◆ Exercise details: Give the number of lines below that hold the string "Referral", and nothing more.
== Segment start ==
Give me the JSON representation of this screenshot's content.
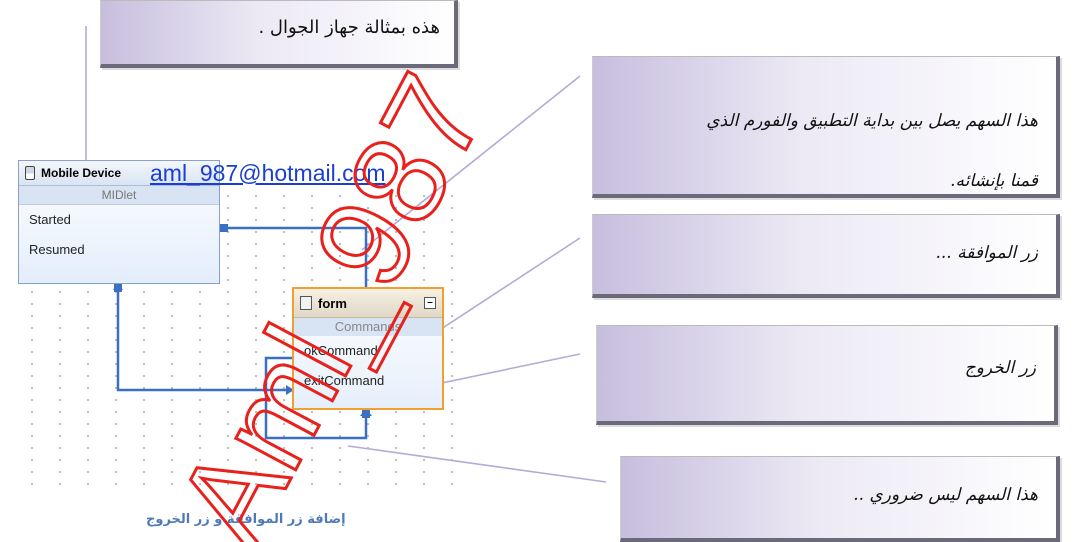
{
  "top_callout": {
    "text": "هذه بمثالة جهاز الجوال ."
  },
  "arrow_callout": {
    "line1": "هذا السهم يصل بين بداية التطبيق والفورم الذي",
    "line2": "قمنا بإنشائه."
  },
  "ok_callout": {
    "text": "زر الموافقة ..."
  },
  "exit_callout": {
    "text": "زر الخروج"
  },
  "notneeded_callout": {
    "text": "هذا السهم ليس ضروري .."
  },
  "mobile_node": {
    "title": "Mobile Device",
    "section": "MIDlet",
    "rows": [
      "Started",
      "Resumed"
    ]
  },
  "form_node": {
    "title": "form",
    "section": "Commands",
    "rows": [
      "okCommand",
      "exitCommand"
    ]
  },
  "email": "aml_987@hotmail.com",
  "watermark": "Aml_987",
  "caption": "إضافة زر الموافقة و زر الخروج",
  "colors": {
    "watermark": "#e8211d",
    "flow_lines": "#3a6fc4",
    "form_border": "#f0a030",
    "caption": "#5079b8"
  }
}
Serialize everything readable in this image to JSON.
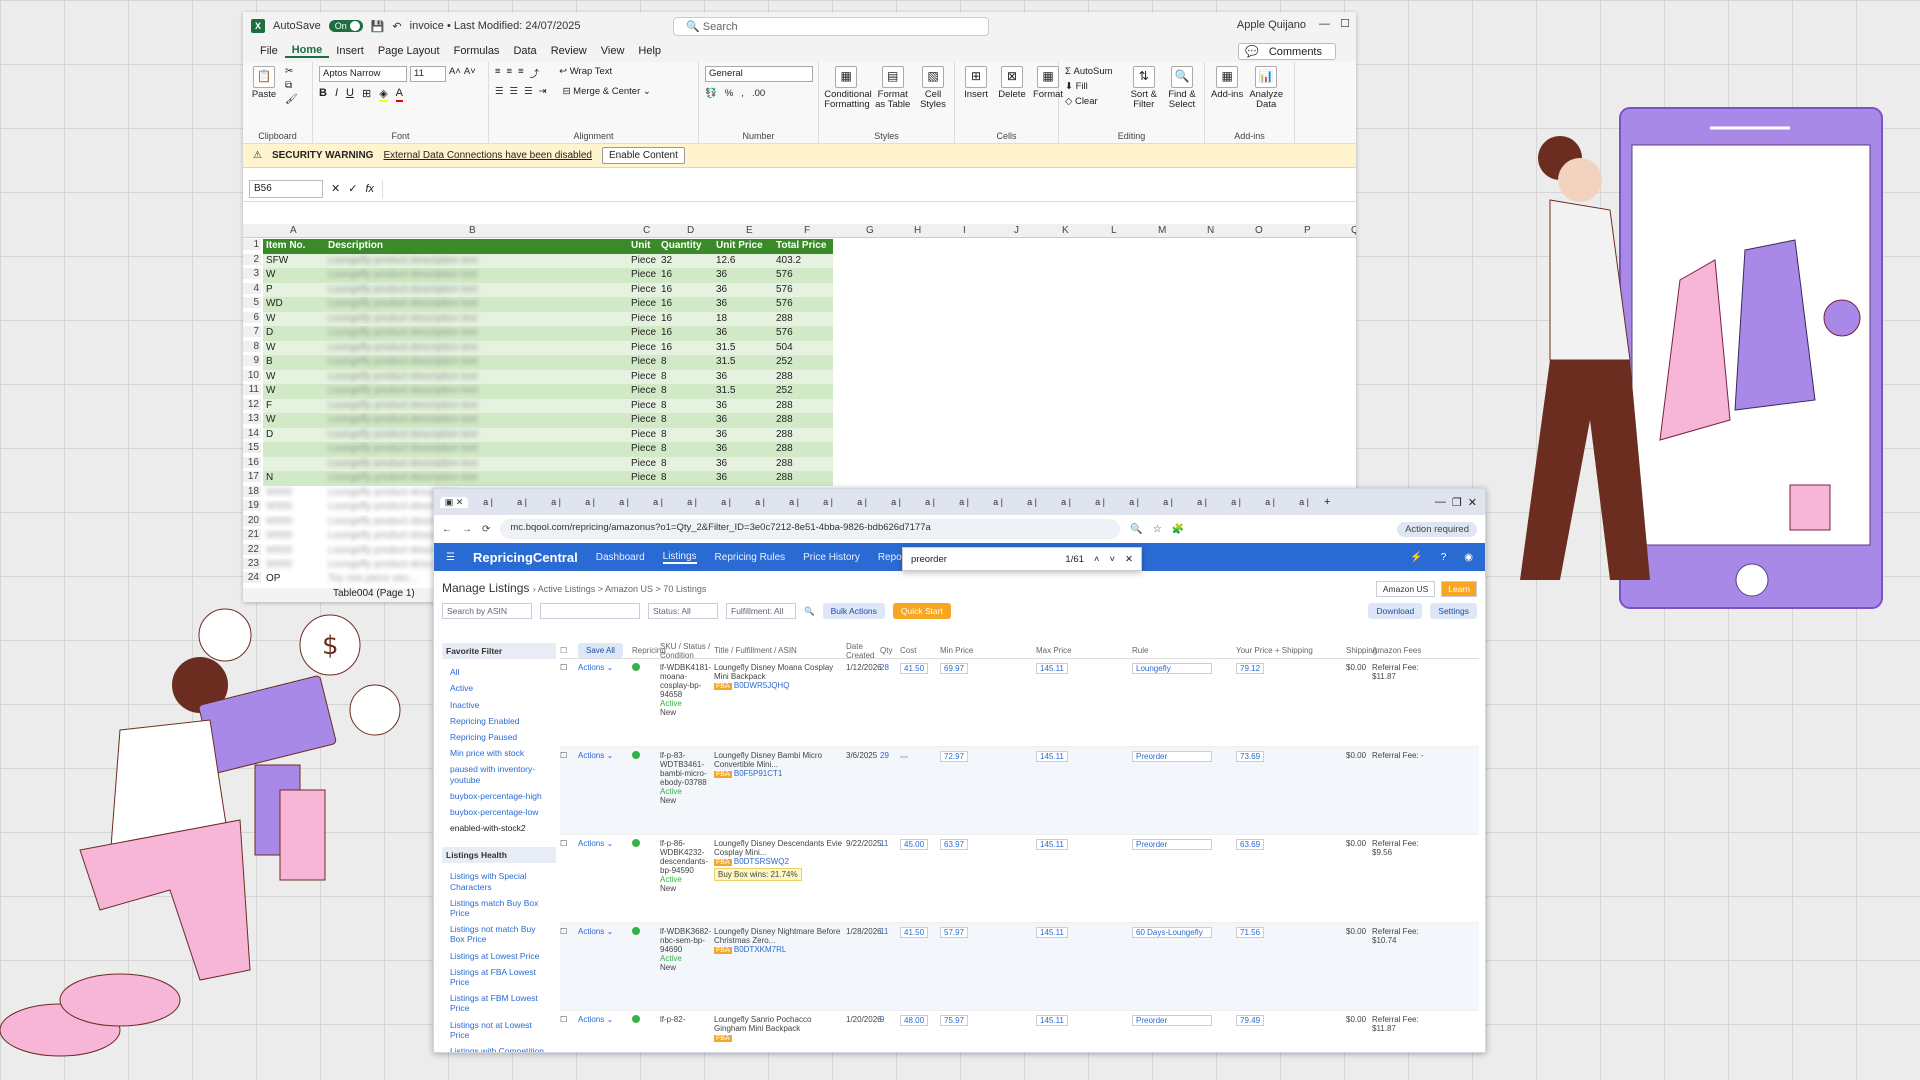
{
  "excel": {
    "autosave": "AutoSave",
    "autosave_state": "On",
    "file_title": "invoice • Last Modified: 24/07/2025",
    "search_placeholder": "Search",
    "user": "Apple Quijano",
    "menu": [
      "File",
      "Home",
      "Insert",
      "Page Layout",
      "Formulas",
      "Data",
      "Review",
      "View",
      "Help"
    ],
    "comments_btn": "Comments",
    "ribbon": {
      "paste": "Paste",
      "clipboard": "Clipboard",
      "font_name": "Aptos Narrow",
      "font_size": "11",
      "font": "Font",
      "wrap": "Wrap Text",
      "merge": "Merge & Center",
      "alignment": "Alignment",
      "number_format": "General",
      "number": "Number",
      "cond_format": "Conditional Formatting",
      "format_table": "Format as Table",
      "cell_styles": "Cell Styles",
      "styles": "Styles",
      "insert": "Insert",
      "delete": "Delete",
      "format": "Format",
      "cells": "Cells",
      "autosum": "AutoSum",
      "fill": "Fill",
      "clear": "Clear",
      "sort": "Sort & Filter",
      "find": "Find & Select",
      "editing": "Editing",
      "addins": "Add-ins",
      "analyze": "Analyze Data",
      "addins_group": "Add-ins"
    },
    "security": {
      "label": "SECURITY WARNING",
      "message": "External Data Connections have been disabled",
      "button": "Enable Content"
    },
    "name_box": "B56",
    "fx": "fx",
    "columns": [
      "A",
      "B",
      "C",
      "D",
      "E",
      "F",
      "G",
      "H",
      "I",
      "J",
      "K",
      "L",
      "M",
      "N",
      "O",
      "P",
      "Q"
    ],
    "table_headers": {
      "item": "Item No.",
      "desc": "Description",
      "unit": "Unit",
      "qty": "Quantity",
      "price": "Unit Price",
      "total": "Total Price"
    },
    "rows": [
      {
        "n": "2",
        "item": "SFW",
        "unit": "Piece",
        "qty": "32",
        "price": "12.6",
        "total": "403.2"
      },
      {
        "n": "3",
        "item": "W",
        "unit": "Piece",
        "qty": "16",
        "price": "36",
        "total": "576"
      },
      {
        "n": "4",
        "item": "P",
        "unit": "Piece",
        "qty": "16",
        "price": "36",
        "total": "576"
      },
      {
        "n": "5",
        "item": "WD",
        "unit": "Piece",
        "qty": "16",
        "price": "36",
        "total": "576"
      },
      {
        "n": "6",
        "item": "W",
        "unit": "Piece",
        "qty": "16",
        "price": "18",
        "total": "288"
      },
      {
        "n": "7",
        "item": "D",
        "unit": "Piece",
        "qty": "16",
        "price": "36",
        "total": "576"
      },
      {
        "n": "8",
        "item": "W",
        "unit": "Piece",
        "qty": "16",
        "price": "31.5",
        "total": "504"
      },
      {
        "n": "9",
        "item": "B",
        "unit": "Piece",
        "qty": "8",
        "price": "31.5",
        "total": "252"
      },
      {
        "n": "10",
        "item": "W",
        "unit": "Piece",
        "qty": "8",
        "price": "36",
        "total": "288"
      },
      {
        "n": "11",
        "item": "W",
        "unit": "Piece",
        "qty": "8",
        "price": "31.5",
        "total": "252"
      },
      {
        "n": "12",
        "item": "F",
        "unit": "Piece",
        "qty": "8",
        "price": "36",
        "total": "288"
      },
      {
        "n": "13",
        "item": "W",
        "unit": "Piece",
        "qty": "8",
        "price": "36",
        "total": "288"
      },
      {
        "n": "14",
        "item": "D",
        "unit": "Piece",
        "qty": "8",
        "price": "36",
        "total": "288"
      },
      {
        "n": "15",
        "item": "",
        "unit": "Piece",
        "qty": "8",
        "price": "36",
        "total": "288"
      },
      {
        "n": "16",
        "item": "",
        "unit": "Piece",
        "qty": "8",
        "price": "36",
        "total": "288"
      },
      {
        "n": "17",
        "item": "N",
        "unit": "Piece",
        "qty": "8",
        "price": "36",
        "total": "288"
      }
    ],
    "extra_rows": [
      "18",
      "19",
      "20",
      "21",
      "22",
      "23",
      "24"
    ],
    "last_item": "OP",
    "sheet_tab": "Table004 (Page 1)"
  },
  "browser": {
    "url": "mc.bqool.com/repricing/amazonus?o1=Qty_2&Filter_ID=3e0c7212-8e51-4bba-9826-bdb626d7177a",
    "action_required": "Action required",
    "brand": "RepricingCentral",
    "nav": [
      "Dashboard",
      "Listings",
      "Repricing Rules",
      "Price History",
      "Reports"
    ],
    "find_query": "preorder",
    "find_count": "1/61",
    "breadcrumb": "Manage Listings",
    "breadcrumb_path": "Active Listings  >  Amazon US  >  70 Listings",
    "marketplace": "Amazon US",
    "learn": "Learn",
    "toolbar": {
      "search_by": "Search by ASIN",
      "status": "Status: All",
      "fulfillment": "Fulfillment: All",
      "bulk": "Bulk Actions",
      "quick": "Quick Start",
      "download": "Download",
      "settings": "Settings",
      "save": "Save All"
    },
    "headers": [
      "Repricing",
      "SKU / Status / Condition",
      "Title / Fulfillment / ASIN",
      "Date Created",
      "Qty",
      "Cost",
      "Min Price",
      "Max Price",
      "Rule",
      "Your Price + Shipping",
      "Shipping",
      "Amazon Fees"
    ],
    "favorite_filter": "Favorite Filter",
    "filters": [
      "All",
      "Active",
      "Inactive",
      "Repricing Enabled",
      "Repricing Paused",
      "Min price with stock",
      "paused with inventory-youtube",
      "buybox-percentage-high",
      "buybox-percentage-low",
      "enabled-with-stock2"
    ],
    "listings_health": "Listings Health",
    "health": [
      "Listings with Special Characters",
      "Listings match Buy Box Price",
      "Listings not match Buy Box Price",
      "Listings at Lowest Price",
      "Listings at FBA Lowest Price",
      "Listings at FBM Lowest Price",
      "Listings not at Lowest Price",
      "Listings with Competition",
      "Listings without Competition"
    ],
    "listings": [
      {
        "sku": "lf-WDBK4181-moana-cosplay-bp-94658",
        "status": "Active",
        "cond": "New",
        "title": "Loungefly Disney Moana Cosplay Mini Backpack",
        "asin": "B0DWR5JQHQ",
        "date": "1/12/2026",
        "qty": "28",
        "cost": "41.50",
        "min": "69.97",
        "max": "145.11",
        "rule": "Loungefly",
        "price": "79.12",
        "ship": "$0.00",
        "fee": "Referral Fee: $11.87"
      },
      {
        "sku": "lf-p-83-WDTB3461-bambi-micro-ebody-03788",
        "status": "Active",
        "cond": "New",
        "title": "Loungefly Disney Bambi Micro Convertible Mini...",
        "asin": "B0F5P91CT1",
        "date": "3/6/2025",
        "qty": "29",
        "cost": "",
        "min": "72.97",
        "max": "145.11",
        "rule": "Preorder",
        "price": "73.69",
        "ship": "$0.00",
        "fee": "Referral Fee: -"
      },
      {
        "sku": "lf-p-86-WDBK4232-descendants-bp-94590",
        "status": "Active",
        "cond": "New",
        "title": "Loungefly Disney Descendants Evie Cosplay Mini...",
        "asin": "B0DTSRSWQ2",
        "date": "9/22/2025",
        "qty": "11",
        "cost": "45.00",
        "min": "63.97",
        "max": "145.11",
        "rule": "Preorder",
        "price": "63.69",
        "ship": "$0.00",
        "fee": "Referral Fee: $9.56",
        "buybox": "Buy Box wins: 21.74%"
      },
      {
        "sku": "lf-WDBK3682-nbc-sem-bp-94690",
        "status": "Active",
        "cond": "New",
        "title": "Loungefly Disney Nightmare Before Christmas Zero...",
        "asin": "B0DTXKM7RL",
        "date": "1/28/2026",
        "qty": "11",
        "cost": "41.50",
        "min": "57.97",
        "max": "145.11",
        "rule": "60 Days-Loungefly",
        "price": "71.56",
        "ship": "$0.00",
        "fee": "Referral Fee: $10.74"
      },
      {
        "sku": "lf-p-82-",
        "status": "",
        "cond": "",
        "title": "Loungefly Sanrio Pochacco Gingham Mini Backpack",
        "asin": "",
        "date": "1/20/2026",
        "qty": "9",
        "cost": "48.00",
        "min": "75.97",
        "max": "145.11",
        "rule": "Preorder",
        "price": "79.49",
        "ship": "$0.00",
        "fee": "Referral Fee: $11.87"
      }
    ]
  },
  "colors": {
    "excel_green": "#1d6f42",
    "table_green": "#3a8a2a",
    "rc_blue": "#2a6ad3",
    "highlight": "#ffe600",
    "purple": "#a989e8",
    "pink": "#f7b6d7"
  }
}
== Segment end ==
◆ Written solution: 5